WWF-Malaysia's Chief Technical Officer (Borneo Programme) Dr Rahimatsah Amat urges the authorities to prevent these ships from entering and operating in Malaysian waters before they get the chance to catch turtles.
Marine turtles are listed on Appendix I of the Convention on International Trade in Endangered Species of Wild Fauna and Flora (CITES), which stipulates that no marine turtles may be taken across international borders, except under very special circumstances, with permits, and not for commercial trade.

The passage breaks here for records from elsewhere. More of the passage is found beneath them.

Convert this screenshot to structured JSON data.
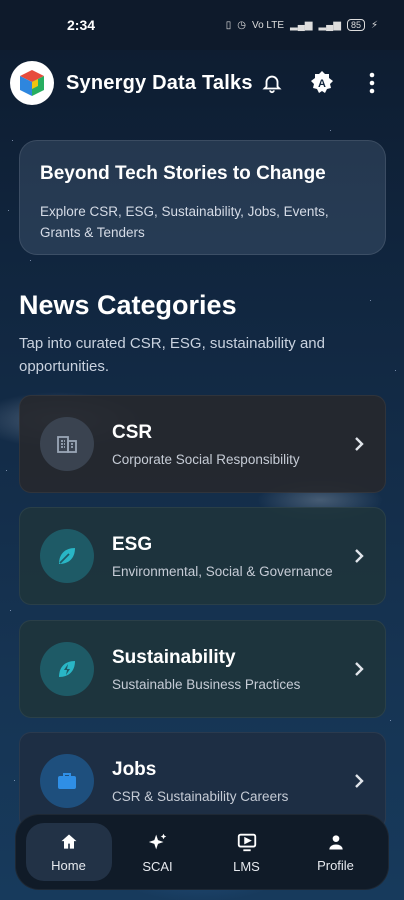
{
  "status_bar": {
    "time": "2:34",
    "network": "Vo LTE",
    "battery": "85"
  },
  "app_bar": {
    "title": "Synergy Data Talks",
    "icons": [
      "bell-icon",
      "translate-icon",
      "more-vert-icon"
    ]
  },
  "hero": {
    "title": "Beyond Tech Stories to Change",
    "subtitle": "Explore CSR, ESG, Sustainability, Jobs, Events, Grants & Tenders"
  },
  "section": {
    "title": "News Categories",
    "subtitle": "Tap into curated CSR, ESG, sustainability and opportunities."
  },
  "categories": [
    {
      "title": "CSR",
      "subtitle": "Corporate Social Responsibility",
      "icon": "building-icon",
      "color": "#3a4350"
    },
    {
      "title": "ESG",
      "subtitle": "Environmental, Social & Governance",
      "icon": "leaf-icon",
      "color": "#1e5a66"
    },
    {
      "title": "Sustainability",
      "subtitle": "Sustainable Business Practices",
      "icon": "eco-bolt-icon",
      "color": "#1e5a66"
    },
    {
      "title": "Jobs",
      "subtitle": "CSR & Sustainability Careers",
      "icon": "briefcase-icon",
      "color": "#1e4f7d"
    }
  ],
  "bottom_nav": {
    "items": [
      {
        "label": "Home",
        "icon": "home-icon",
        "active": true
      },
      {
        "label": "SCAI",
        "icon": "sparkle-icon",
        "active": false
      },
      {
        "label": "LMS",
        "icon": "video-icon",
        "active": false
      },
      {
        "label": "Profile",
        "icon": "person-icon",
        "active": false
      }
    ]
  },
  "colors": {
    "accent_teal": "#29b6c6",
    "accent_blue": "#2f8fe6",
    "nav_bg": "#101b28"
  }
}
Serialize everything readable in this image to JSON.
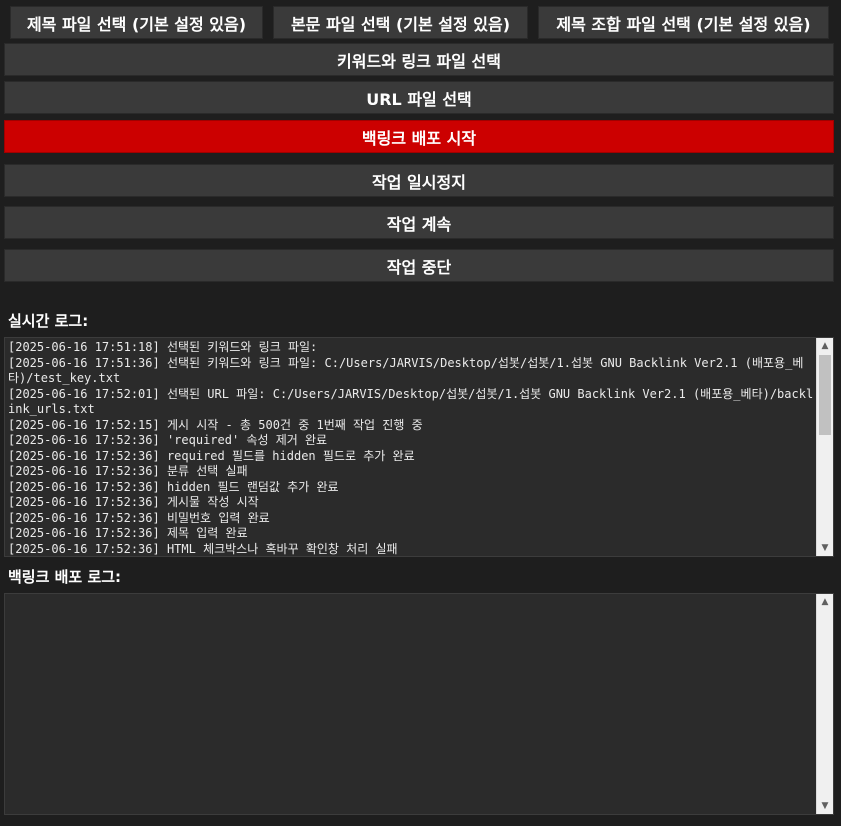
{
  "buttons": {
    "select_title_file": "제목 파일 선택 (기본 설정 있음)",
    "select_body_file": "본문 파일 선택 (기본 설정 있음)",
    "select_title_combo_file": "제목 조합 파일 선택 (기본 설정 있음)",
    "select_keyword_link_file": "키워드와 링크 파일 선택",
    "select_url_file": "URL 파일 선택",
    "start_backlink": "백링크 배포 시작",
    "pause": "작업 일시정지",
    "resume": "작업 계속",
    "stop": "작업 중단"
  },
  "colors": {
    "primary_button": "#cc0000",
    "button": "#3a3a3a",
    "background": "#1e1e1e",
    "log_background": "#2b2b2b"
  },
  "realtime_log": {
    "label": "실시간 로그:",
    "lines": [
      "[2025-06-16 17:51:18] 선택된 키워드와 링크 파일:",
      "[2025-06-16 17:51:36] 선택된 키워드와 링크 파일: C:/Users/JARVIS/Desktop/섭봇/섭봇/1.섭봇 GNU Backlink Ver2.1 (배포용_베타)/test_key.txt",
      "[2025-06-16 17:52:01] 선택된 URL 파일: C:/Users/JARVIS/Desktop/섭봇/섭봇/1.섭봇 GNU Backlink Ver2.1 (배포용_베타)/backlink_urls.txt",
      "[2025-06-16 17:52:15] 게시 시작 - 총 500건 중 1번째 작업 진행 중",
      "[2025-06-16 17:52:36] 'required' 속성 제거 완료",
      "[2025-06-16 17:52:36] required 필드를 hidden 필드로 추가 완료",
      "[2025-06-16 17:52:36] 분류 선택 실패",
      "[2025-06-16 17:52:36] hidden 필드 랜덤값 추가 완료",
      "[2025-06-16 17:52:36] 게시물 작성 시작",
      "[2025-06-16 17:52:36] 비밀번호 입력 완료",
      "[2025-06-16 17:52:36] 제목 입력 완료",
      "[2025-06-16 17:52:36] HTML 체크박스나 혹바꾸 확인창 처리 실패"
    ]
  },
  "deploy_log": {
    "label": "백링크 배포 로그:",
    "lines": []
  }
}
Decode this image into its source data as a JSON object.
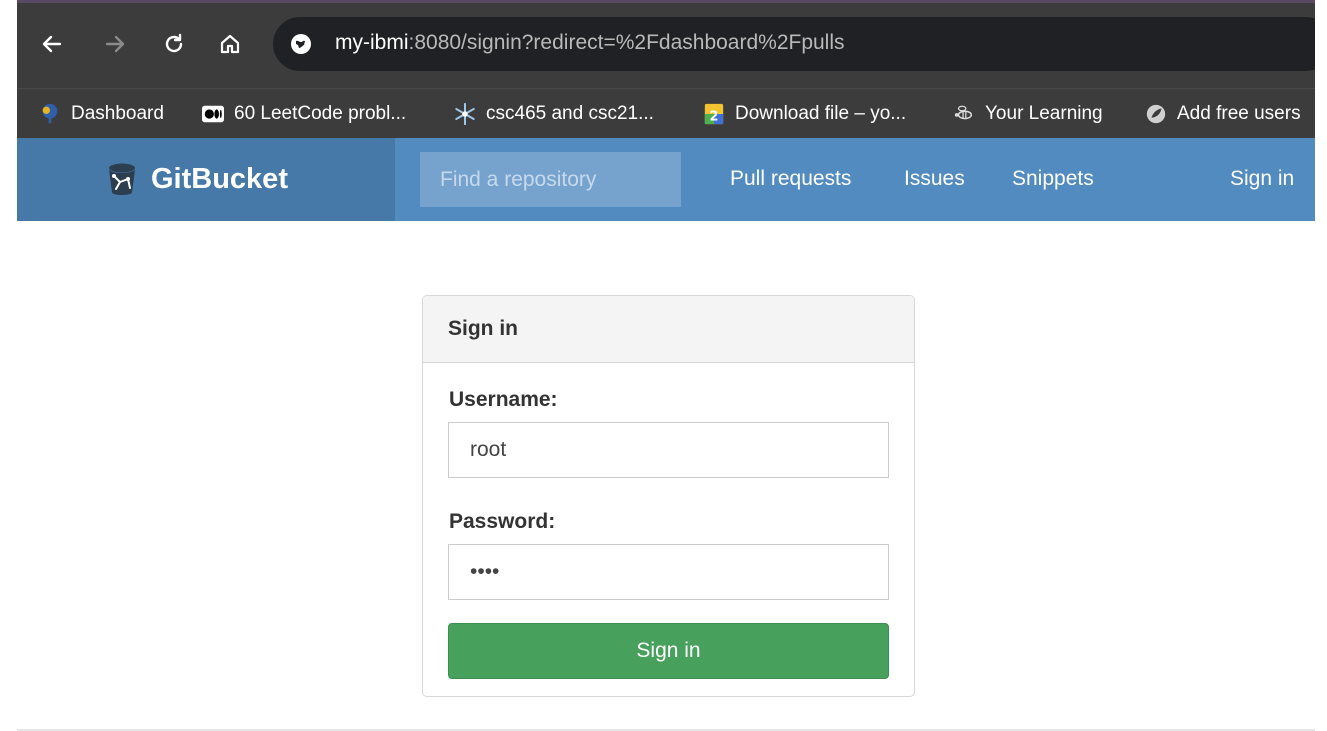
{
  "browser": {
    "url_host": "my-ibmi",
    "url_rest": ":8080/signin?redirect=%2Fdashboard%2Fpulls",
    "bookmarks": [
      {
        "label": "Dashboard",
        "icon": "tree-icon"
      },
      {
        "label": "60 LeetCode probl...",
        "icon": "medium-icon"
      },
      {
        "label": "csc465 and csc21...",
        "icon": "snowflake-icon"
      },
      {
        "label": "Download file – yo...",
        "icon": "number-2-icon"
      },
      {
        "label": "Your Learning",
        "icon": "bee-icon"
      },
      {
        "label": "Add free users",
        "icon": "leaf-icon"
      }
    ]
  },
  "navbar": {
    "brand": "GitBucket",
    "search_placeholder": "Find a repository",
    "links": [
      "Pull requests",
      "Issues",
      "Snippets"
    ],
    "signin": "Sign in"
  },
  "signin_form": {
    "title": "Sign in",
    "username_label": "Username:",
    "username_value": "root",
    "password_label": "Password:",
    "password_value": "root",
    "submit_label": "Sign in"
  },
  "colors": {
    "navbar": "#528bbf",
    "brand_area": "#4679a8",
    "submit": "#47a15c",
    "browser_chrome": "#3c3c3c"
  }
}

Hawksbill and Green turtles are among the five species in Malaysia that are under threat by killing and trade, which are major reasons for the continual decline of marine turtles in the country. The number of turtles seized on 28 March is larger than the total annual estimated nesting population found in Malacca-a serious depletion to the already declining numbers.
Marine turtle conservation in Southeast Asia is one of the top ten burning issues for global marine turtle conservation, according to the State of the Worlds Sea Turtle report issued in 2006। This is not the first time fishermen from China have been apprehended in this region for poaching marine turtles. In May 2004, marine police arrested 16 fishermen from Hainan for poaching after discovering about 160 dead endangered sea turtles aboard a trawler. In 2005, more than 100 marine turtles were seized from a Hainan trawler which encroached into Malaysian waters off Labuan. On 19 March 2005 a Chinese boat was apprehended with Green and Hawksbill Turtles in Berau, East Kalimantan, Indonesia. On 17 June 2006, chinese vessel was caught off Sabah and Palawan with marine turtles.
In response to the rising number of such cases in Southeast Asia, authorities from the ten ASEAN countries have launched the ASEAN Wildlife Enforcement Network (ASEAN-WEN) to improve domestic and cross-border efforts to stop illegal wildlife trade.
WWF-Malaysia hopes that the Indonesian, Malaysian, and Philippines governments will highlight this issue of foreign fleets killing turtles during their April Sulu-Sulawesi Marine Ecoregion (SSME) Annual Tri-national Committee Meeting in Kota Kinabalu.
WWF-Malaysia and TRAFFIC Southeast Asia urge the authorities to release the remaining live turtles into the wild as soon as possible, to prevent further loss to the already declining wild population.

No comments: